To date, there are four main groups of idiopathic inflammatory myopathies (IIM): polymyositis (PM), dermatomyositis (DM), immune-mediated necrotizing myopathy (IMNM) and sporadic inclusion body myositis; based on clinical presentation and muscle pathology. Nevertheless, important phenotypical differences (either muscular and/or extra-muscular manifestations) within a group persist. In recent years, the titration of different myositis-specific (or associated) auto-antibodies as a diagnostic tool has increased. This is an important step forward since it may facilitate, at a viable cost, the differential diagnosis between IIM and other myopathies. We have now routine access to assays for the detection of different antibodies. For example, IMNM are related to the presence of anti-SRP or anti-HMGCR. PM is associated with anti-synthetase antibodies (anti-Jo-1, PL-7, PL-12, OJ, and EJ) and DM with anti-Mi-2, anti-SAE, anti-TIF-1-γ and anti-NXP2 (both associated with cancer) or anti-MDA5 antibodies (associated with interstitial lung disease). Today, over 30 myositis specific and associated antibodies have been characterised, and all groups of myositis may present one of those auto-antibodies. Most of them allow identification of homogenous patient groups, more precisely than the classical international classifications of myositis. This implies that classification criteria could be modified accordingly, since these auto-antibodies delineate groups of patients suffering from myositis with consistent clinical phenotype (muscular and extra-muscular manifestations), common prognostic (cancer association, presence of interstitial lung disease, mortality and risk of relapse) and treatment responses. Nevertheless, since numerous auto-antibodies have been recently characterised, the exact prevalence of myositis specific antibodies remains to be documented, and research of new auto-antibodies in the remaining seronegative group is still needed.

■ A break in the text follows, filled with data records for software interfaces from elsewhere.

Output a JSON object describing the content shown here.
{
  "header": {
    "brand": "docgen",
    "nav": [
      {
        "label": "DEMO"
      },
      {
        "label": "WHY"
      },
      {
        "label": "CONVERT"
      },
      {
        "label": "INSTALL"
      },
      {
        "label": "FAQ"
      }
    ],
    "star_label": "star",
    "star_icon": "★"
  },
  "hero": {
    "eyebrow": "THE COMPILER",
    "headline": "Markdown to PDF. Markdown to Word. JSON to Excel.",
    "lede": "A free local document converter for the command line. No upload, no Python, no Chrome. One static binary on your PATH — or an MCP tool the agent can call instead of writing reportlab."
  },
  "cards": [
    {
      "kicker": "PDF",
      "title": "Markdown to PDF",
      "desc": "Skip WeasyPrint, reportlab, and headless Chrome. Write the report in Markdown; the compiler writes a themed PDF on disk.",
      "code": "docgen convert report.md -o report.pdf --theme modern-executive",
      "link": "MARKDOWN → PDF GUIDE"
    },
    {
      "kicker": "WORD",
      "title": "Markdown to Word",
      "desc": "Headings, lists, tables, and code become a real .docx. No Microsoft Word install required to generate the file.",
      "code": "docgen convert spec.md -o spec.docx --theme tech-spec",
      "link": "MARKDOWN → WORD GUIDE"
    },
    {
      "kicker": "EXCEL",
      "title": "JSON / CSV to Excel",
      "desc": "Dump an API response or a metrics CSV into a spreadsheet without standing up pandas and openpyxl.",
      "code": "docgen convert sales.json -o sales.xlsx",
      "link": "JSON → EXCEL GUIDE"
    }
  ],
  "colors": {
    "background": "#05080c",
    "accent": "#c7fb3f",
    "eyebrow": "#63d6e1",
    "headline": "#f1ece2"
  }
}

Keywords: Myositis; auto-antibody; dermatomyositis; idiopathic inflammatory myopathy; polymyositis.